Jock Lauterer, Senior Lecturer and Director of the Carolina Community Media Project at the School of Journalism and Mass Communication at the University of North Carolina at Chapel Hill, has returned to China for a third summer to teach Community Journalism at workshops from Beijing to Chongqing to Guangzhou.
At day’s end, when I am about spent, I am taken to the third start-up, where my faith is restored.
Launched just last week by the Chongqing Morning News, the Nan-an (South Bank) News serves an honest-to-gosh neighborhood that feels distinctly like “community” in the American sense of the word.
At a community center brimming with locals engaged in all manner of leisure and physical activity including dancing, aerobics, card games, Mahjong, calligraphy and painting…there was even one room full of neighborhood folks sitting around reading the new first edition of the Nan-an News and discussing its contents – sort of like a book club, except for their newspaper!
OK. Look, the skeptical journalist in me naturally suspected a set-up. But if this happy flurry of activity had been staged just for my benefit, how come the community centers at the two gated communities I’d been taken too earlier today had been so totally devoid of residents – and eerily so?
Being a glass-half-full kind of guy (In Chinglish they call me “Mr. Half-Full Cup”), I’m going to give these folks the benefit of the doubt. This was authentic.
When the tour was over, the enthusiastic young staff of the new community newspaper huddled to seek advice, how better to do their job and serve their community.

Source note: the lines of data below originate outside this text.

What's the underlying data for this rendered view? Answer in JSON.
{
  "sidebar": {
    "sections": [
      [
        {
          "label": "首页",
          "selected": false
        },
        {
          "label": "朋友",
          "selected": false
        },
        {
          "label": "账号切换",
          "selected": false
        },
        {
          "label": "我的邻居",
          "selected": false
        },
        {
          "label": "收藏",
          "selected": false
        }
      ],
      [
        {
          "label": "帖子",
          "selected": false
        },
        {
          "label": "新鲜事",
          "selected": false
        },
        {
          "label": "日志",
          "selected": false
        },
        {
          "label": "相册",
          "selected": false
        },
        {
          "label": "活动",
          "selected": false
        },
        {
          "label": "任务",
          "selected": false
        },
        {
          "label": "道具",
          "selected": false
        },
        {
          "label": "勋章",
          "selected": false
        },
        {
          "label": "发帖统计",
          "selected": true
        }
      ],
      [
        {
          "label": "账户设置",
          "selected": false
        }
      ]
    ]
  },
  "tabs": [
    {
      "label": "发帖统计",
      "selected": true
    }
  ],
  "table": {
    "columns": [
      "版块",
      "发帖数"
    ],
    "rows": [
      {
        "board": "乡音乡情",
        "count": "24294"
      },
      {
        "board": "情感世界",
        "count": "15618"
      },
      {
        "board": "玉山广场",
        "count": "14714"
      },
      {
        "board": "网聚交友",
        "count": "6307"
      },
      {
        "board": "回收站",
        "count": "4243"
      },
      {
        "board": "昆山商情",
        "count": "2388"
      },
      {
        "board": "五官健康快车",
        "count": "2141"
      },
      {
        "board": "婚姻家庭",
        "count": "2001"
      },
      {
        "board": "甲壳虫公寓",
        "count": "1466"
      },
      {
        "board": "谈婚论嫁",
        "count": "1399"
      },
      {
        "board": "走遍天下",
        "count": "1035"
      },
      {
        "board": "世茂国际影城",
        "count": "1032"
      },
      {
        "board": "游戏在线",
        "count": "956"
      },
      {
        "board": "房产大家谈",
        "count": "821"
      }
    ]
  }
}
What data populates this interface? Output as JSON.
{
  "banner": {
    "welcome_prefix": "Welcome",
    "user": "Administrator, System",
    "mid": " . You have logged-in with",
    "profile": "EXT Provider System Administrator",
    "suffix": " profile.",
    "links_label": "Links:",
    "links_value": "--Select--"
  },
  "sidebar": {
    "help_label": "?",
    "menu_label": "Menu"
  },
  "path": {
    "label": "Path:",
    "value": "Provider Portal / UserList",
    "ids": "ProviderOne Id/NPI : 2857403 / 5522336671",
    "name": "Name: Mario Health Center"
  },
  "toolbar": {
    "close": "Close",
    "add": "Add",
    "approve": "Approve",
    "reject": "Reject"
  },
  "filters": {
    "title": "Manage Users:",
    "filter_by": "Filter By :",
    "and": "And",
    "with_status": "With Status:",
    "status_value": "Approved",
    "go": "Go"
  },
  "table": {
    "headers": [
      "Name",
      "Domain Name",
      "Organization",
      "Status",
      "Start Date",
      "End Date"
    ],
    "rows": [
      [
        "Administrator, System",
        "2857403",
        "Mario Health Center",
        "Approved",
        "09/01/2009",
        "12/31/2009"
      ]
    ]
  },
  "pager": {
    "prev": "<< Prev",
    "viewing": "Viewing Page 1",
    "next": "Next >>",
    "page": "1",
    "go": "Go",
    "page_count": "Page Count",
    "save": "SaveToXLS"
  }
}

You’d have to have had anti-freeze in your veins to not be moved by their sincerity. I left Nan-an cheered, with my faith restored and my hopes for the future of Chinese community journalism buoyed.